→ **Problem details**: In how many lines of the records below does the word "质量管理文件修订申请" appear? Reply with the number only.

→ **Data records**:
___

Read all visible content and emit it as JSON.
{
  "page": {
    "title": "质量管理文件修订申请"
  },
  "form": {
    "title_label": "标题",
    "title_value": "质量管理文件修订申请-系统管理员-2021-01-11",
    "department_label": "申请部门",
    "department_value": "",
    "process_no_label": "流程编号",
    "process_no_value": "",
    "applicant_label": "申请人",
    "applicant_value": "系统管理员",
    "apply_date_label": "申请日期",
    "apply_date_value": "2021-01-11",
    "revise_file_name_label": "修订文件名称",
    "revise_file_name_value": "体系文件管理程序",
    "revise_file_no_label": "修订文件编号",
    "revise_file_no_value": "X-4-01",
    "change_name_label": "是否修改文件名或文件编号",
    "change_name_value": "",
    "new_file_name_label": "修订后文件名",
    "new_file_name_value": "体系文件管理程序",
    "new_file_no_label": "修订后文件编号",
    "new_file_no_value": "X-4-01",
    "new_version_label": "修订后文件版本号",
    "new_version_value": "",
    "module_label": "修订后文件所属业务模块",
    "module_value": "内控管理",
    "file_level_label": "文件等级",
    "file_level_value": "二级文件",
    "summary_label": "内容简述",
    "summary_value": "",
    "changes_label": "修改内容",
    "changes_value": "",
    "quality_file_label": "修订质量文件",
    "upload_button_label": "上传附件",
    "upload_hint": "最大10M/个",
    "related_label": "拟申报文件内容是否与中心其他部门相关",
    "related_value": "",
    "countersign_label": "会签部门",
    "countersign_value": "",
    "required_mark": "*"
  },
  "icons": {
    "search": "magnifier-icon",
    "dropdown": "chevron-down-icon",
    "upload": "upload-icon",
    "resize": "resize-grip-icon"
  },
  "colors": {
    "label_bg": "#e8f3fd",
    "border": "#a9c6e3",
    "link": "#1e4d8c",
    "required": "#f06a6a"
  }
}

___

→ **Solution to this exercise**: 2